Montgomery County Executive Charles W. Gilchrist, the Montgomery County Council and county delegates to the state legislature will work together for a state law that would authorize local jurisdictions to determine the rights of tenants in condominium conversions.
The decision comes just five weeks after a state appeals court ruling overturned a Montgomery law giving tenants the right to buy their buildings when conversions are planned.
In a memo sent to Scott Fosler, president of the County Council, discussing the decision, Gilchrist said, "We must make an all-out effort to obtain corrective legislation in Annapolis."
The memo also urged passage by the council of a bill which would give elderly and handicapped tenants the right to remain in their apartments for one to two years after their buildings are converted to condominiums. The council quickly passed the bill, which affects the elderly and disabled who live in apartments that were already up for sale at the time the appeals court handed down its decision.
Five complexes comprising approximately 3,255 units fall into that category: Greencastle Country Club Apartments, Parkside Plaza, Falkland Apartments and University Towers, all in Silver Spring, and Montgomery Village in Gaithersburg.
Several council members said they received a flood of letters and phone calls from distressed tenants and a petition with approximately 70 signatures from the Parkside Tenants Association urging a moratorium on condominium conversions.
An immediate moratorium was ruled out, according to Blair Lee, IV, director of the office of state affairs for the county, who added, "That doesn't mean it won't be used in the future.
"Montgomery County suffers from the highest rate of condominium conversion of any county in the state and it's one of the worst in the country," Lee said.
Council President Fosler believes getting a bill passed in Annapolis will require an intense lobbying effort by tenants and county officials.
"The record of the legislature has not been good in this regard. Tenants are going to have to work on the state level since it's clearly a state matter now," Fosler said.
The most verbal reaction from renters came at a public hearing held by the council last week on rent controls in the county, which are due to end on Jan. 31.
"I was about the 18th person to speak and everyone before me talked mainly about losing the first right of refusal (the right to buy a building) or the moratorium," said Morris Altman, president of the Parkside Plaza Tenants Association.

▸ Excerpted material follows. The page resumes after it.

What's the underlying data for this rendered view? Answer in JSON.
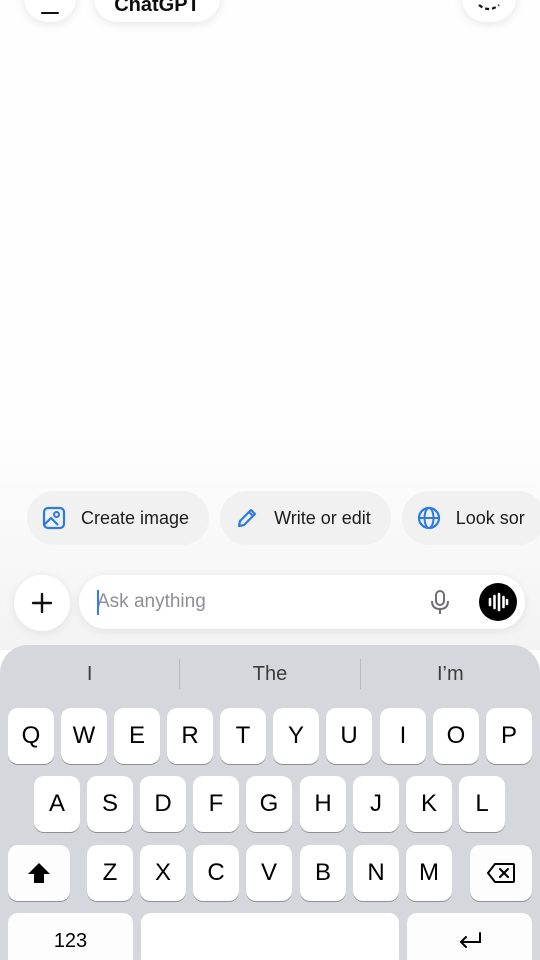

Meanwhile, residents of Parkside Plaza and the Falkland Apartments are still actively attempting to purchase their complexes.
The tenants of Montgomery Village Apartments, however, appear to have lost their drive to purchase the 1,150-unit complex. A meeting soon after the high court ruling drew 300 enthusiastic residents. Less than 30 attended a meeting the following week.
Ann Garfinkle, counsel for the Parkside Tenants Association, said she believes the appeals court decision requires the lower Circuit Court to decide before the end of December whether the five complexes must abide by the high court decision.
Phil Horowitz, counsel for the Falkland Tenants Association, and Patrick McKeever, attorney for Montgomery Village tenants, said they were studying Garfinkle's interpretation.